Thu, April 11, 2019
Faculty in the News, April 11
NOTE: Faculty, if you are interviewed and quoted by news media, or if your work has been cited, and you have an online link to the article or video, please let us know. Contact us at email@example.com.
Politicization of Congressional hearing on hate crimes and white nationalism created a ‘lost opportunity,’ CSUSB professor says
April 10, 2019
The politicization of Tuesday's Congressional hearings on hate crimes and white nationalism decreased the efficacy of the House committee's questioning, experts on hate crimes and extremism told Newsweek. … Witnesses brought by Republicans shifted the conversation away from white nationalism while some Democrats questioned the testimony from the Republican witnesses and reasons for their selection.
"I’m hard-pressed to think that (conservative commentator) Candace Owens reflects the most deeply knowledgeable commentator on the conservative side of the fence," Brian Levin, the director of the Center for the Study of Hate and Extremism at CSU San Bernardino, told Newsweek. "I think we had a lost opportunity because the extremist threat in the U.S. is evolving and quite diverse, with white nationalism being the prominent, but not only, contemporary domestic threat."
Owens said Congress should call a hearing on Antifa, a loosely organized anti-fascist group that is decried by Republicans and whose members have previously violently clashed with far-right groups.
"I don’t have an issue with people examining the threat of Antifa," Levin told Newsweek. "The problem is it’s a distinctly different threat that is not as mainstreamed nor as widely dissipated [as white nationalism]. Although, as we become more polarized and enter a conflictual election season, with a rise in white nationalist extremism, we will likely see a concomitant, though significantly smaller, [reaction] with respect to the violent segment Antifa."

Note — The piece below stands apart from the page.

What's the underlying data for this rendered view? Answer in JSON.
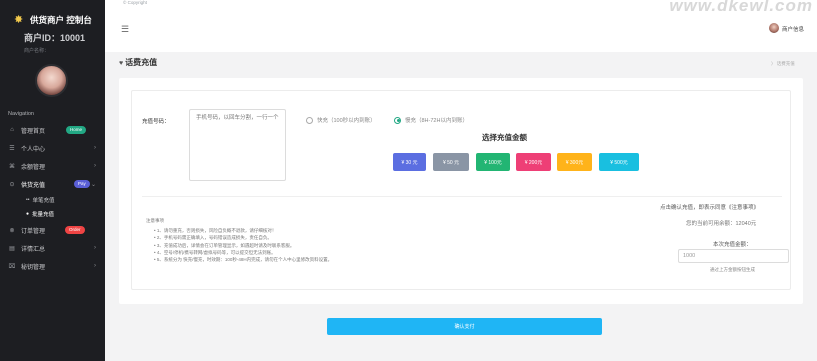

Levin said that experts across the ideological spectrum should have been called to testify to Congress and that the country had lost a chance for committee members, government experts and social media representatives to talk about civil liberties and "how to get on top of an increasingly evolving and fragmented extremism world."
Read the complete article at “Inviting Candace Owens to hate crimes hearing was a 'mess' and 'lost opportunity,' say experts.”

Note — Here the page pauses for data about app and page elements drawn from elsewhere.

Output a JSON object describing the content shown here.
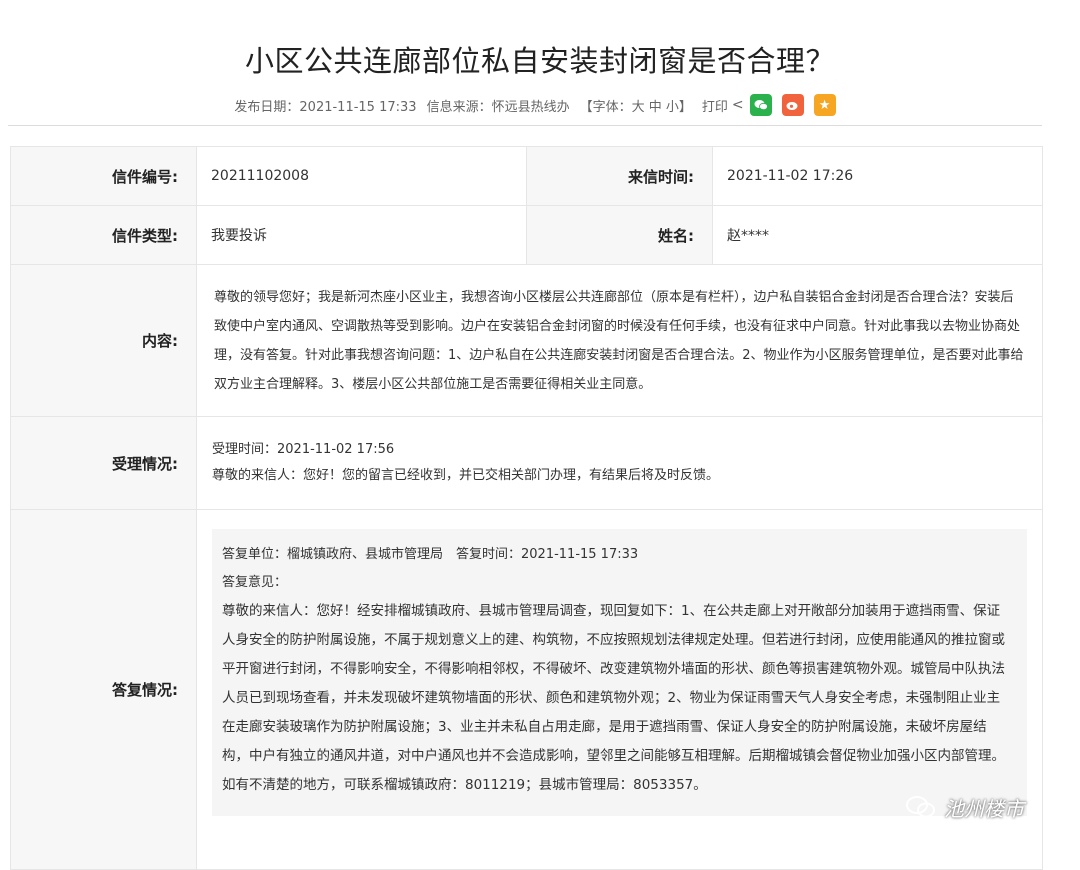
{
  "article": {
    "title": "小区公共连廊部位私自安装封闭窗是否合理？",
    "publish_date": "发布日期：2021-11-15 17:33",
    "source": "信息来源：怀远县热线办",
    "font_size": "【字体：大 中 小】",
    "print": "打印"
  },
  "share": {
    "icons": [
      "share-icon",
      "wechat-icon",
      "weibo-icon",
      "favorite-icon"
    ],
    "colors": {
      "wechat": "#2bb24c",
      "weibo": "#f0633c",
      "favorite": "#f6a623"
    }
  },
  "letter": {
    "number_label": "信件编号:",
    "number": "20211102008",
    "time_label": "来信时间:",
    "time": "2021-11-02 17:26",
    "type_label": "信件类型:",
    "type": "我要投诉",
    "name_label": "姓名:",
    "name": "赵****",
    "content_label": "内容:",
    "content": "尊敬的领导您好；我是新河杰座小区业主，我想咨询小区楼层公共连廊部位（原本是有栏杆），边户私自装铝合金封闭是否合理合法？安装后致使中户室内通风、空调散热等受到影响。边户在安装铝合金封闭窗的时候没有任何手续，也没有征求中户同意。针对此事我以去物业协商处理，没有答复。针对此事我想咨询问题：1、边户私自在公共连廊安装封闭窗是否合理合法。2、物业作为小区服务管理单位，是否要对此事给双方业主合理解释。3、楼层小区公共部位施工是否需要征得相关业主同意。",
    "accept_label": "受理情况:",
    "accept_time": "受理时间：2021-11-02 17:56",
    "accept_text": "尊敬的来信人：您好！您的留言已经收到，并已交相关部门办理，有结果后将及时反馈。",
    "reply_label": "答复情况:",
    "reply_unit": "答复单位：榴城镇政府、县城市管理局　答复时间：2021-11-15 17:33",
    "reply_opinion_label": "答复意见：",
    "reply_text": "尊敬的来信人：您好！经安排榴城镇政府、县城市管理局调查，现回复如下：1、在公共走廊上对开敞部分加装用于遮挡雨雪、保证人身安全的防护附属设施，不属于规划意义上的建、构筑物，不应按照规划法律规定处理。但若进行封闭，应使用能通风的推拉窗或平开窗进行封闭，不得影响安全，不得影响相邻权，不得破坏、改变建筑物外墙面的形状、颜色等损害建筑物外观。城管局中队执法人员已到现场查看，并未发现破坏建筑物墙面的形状、颜色和建筑物外观；2、物业为保证雨雪天气人身安全考虑，未强制阻止业主在走廊安装玻璃作为防护附属设施；3、业主并未私自占用走廊，是用于遮挡雨雪、保证人身安全的防护附属设施，未破坏房屋结构，中户有独立的通风井道，对中户通风也并不会造成影响，望邻里之间能够互相理解。后期榴城镇会督促物业加强小区内部管理。如有不清楚的地方，可联系榴城镇政府：8011219；县城市管理局：8053357。"
  },
  "watermark": {
    "text": "池州楼市"
  }
}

CSUSB professor says social media posts on Yuciapa mayor’s Facebook page reflective of ‘how low our social and political discourse has descended’
The Sun/Southern California News Group
April 10, 2019
Cal State San Bernardino professor of criminal justice Brian Levin was quoted in an article about the mayor of Yucaipa apologizing for a series of social media posts attacking Muslims and undocumented immigrants, and calls for his resignation. The mayor posted an apology on his Facebook page.
Levin, director of the university’s Center for the Study of Hate and Extremism, said Mayor Bobby Duncan’s Facebook posts “represented white nationalism and anti-Muslim bigotry” and were “morally incompatible with government service.” He called for the city to immediately launch a full investigation.
According to Levin, several factors have influenced the spread of white nationalism in recent years, including a coarsening and polarization of social and political discourse and an increasingly diverse, yet divided landscape. And the terrain where this often plays out is on social media.
The excessive nature of Duncan’s sentiments about Muslims and undocumented Latino immigrants and his position as a public official are particularly troubling, Levin said.
“These kind of anti-immigrant and bigoted religious postings indicate that this person didn’t do this accidentally, and didn’t try and keep them secret, which is astounding, which shows just how low our social and political discourse has descended,” Levin said.
Read the complete article at “Yucaipa mayor apologizes over offensive Facebook posts, but Muslim advocacy group demands resignation.”
These news clips and others may be viewed at “In the Headlines” at inside.csusb.edu.